A new report from Wired UK states that Apple has been attempting to acquire a trademark for an apple in Switzerland since 2017 while simultaneously making the same application in other countries such as Japan, Turkey, Israel, and Armenia. Reports indicate that Apple submitted an application to the Swiss Institute of Intellectual Property (IPI) for the exclusive rights to a black-and-white depiction of a Granny Smith apple.
The application was partially awarded by the IPI in 2022, with the regulatory body citing the legal principle of generic images of common goods, such as fruits, or in this case, apples, which are considered to be public domain.
Apple wasn't satisfied with that response and filed an appeal with the IPI, and due to the case being ongoing, details couldn't be revealed.
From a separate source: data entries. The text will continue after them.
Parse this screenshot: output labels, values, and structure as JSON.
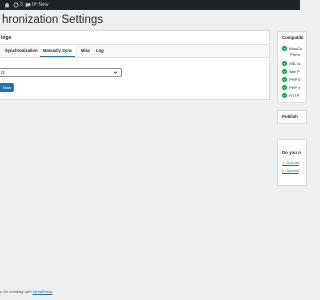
{
  "adminbar": {
    "updates_count": "3",
    "comments_count": "0",
    "new_label": "New"
  },
  "page": {
    "title": "hronization Settings"
  },
  "panel": {
    "heading": "ings",
    "tabs": [
      {
        "label": "Synchronization"
      },
      {
        "label": "Manually Sync"
      },
      {
        "label": "Misc"
      },
      {
        "label": "Log"
      }
    ],
    "select_value": "t2",
    "button_label": "Now"
  },
  "sidebar": {
    "compat": {
      "title": "Compatibi",
      "items": [
        {
          "label": "WooCo",
          "sub": "\"Perm"
        },
        {
          "label": "SSL is"
        },
        {
          "label": "Site P"
        },
        {
          "label": "PHP E"
        },
        {
          "label": "PHP c"
        },
        {
          "label": "HTTP"
        }
      ]
    },
    "publish": {
      "title": "Publish"
    },
    "support": {
      "title": "Do you n",
      "links": [
        "1. Docum",
        "2. Submit"
      ]
    }
  },
  "footer": {
    "prefix": "u for creating with ",
    "link": "WordPress",
    "suffix": "."
  },
  "colors": {
    "accent": "#2271b1",
    "adminbar": "#1d2327",
    "success": "#00a32a",
    "background": "#f0f0f1"
  }
}
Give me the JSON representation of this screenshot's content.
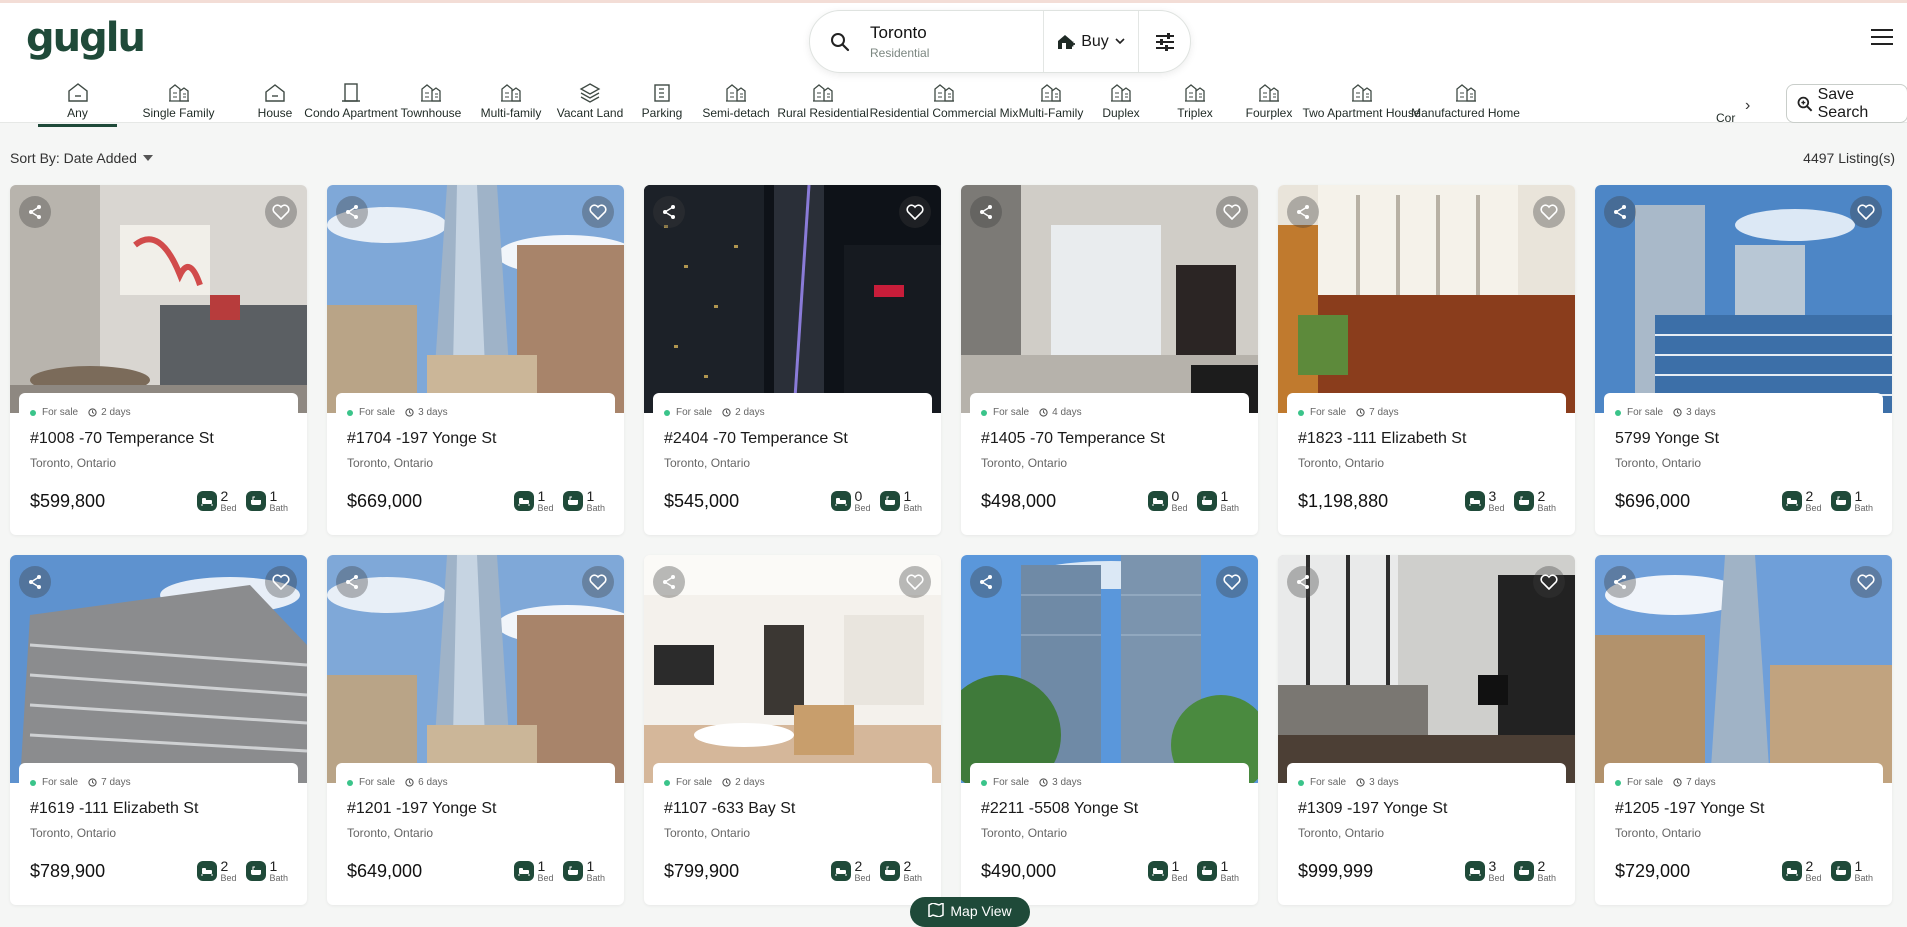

However, an IPI official said to Wired that Apple's trademark request included rights for audiovisual footage that was intended for "television and other transmission".
Apple's trademark request doesn't exclusively affect the technology industry, as Fruit Union Suisse (FUS), a 110-year-old organization of fruit farmers, which have a logo of a red apple with a white cross, are concerned that they will be required to change the organization's logo.
"We have a hard time understanding this, because it's not like they're trying to protect their bitten apple. Their objective here is really to own the rights to an actual apple, which, for us, is something that is really almost universal ... that should be free for everyone to use," said Jimmy Mariethoz, director of FUS.
"We're concerned that any visual representation of an apple-so anything that's audiovisual or linked to new technologies or to media-could be potentially impacted. That would be a very, very big restriction for us," he said. "Theoretically, we could be entering slippery territory everytime we advertise with an apple."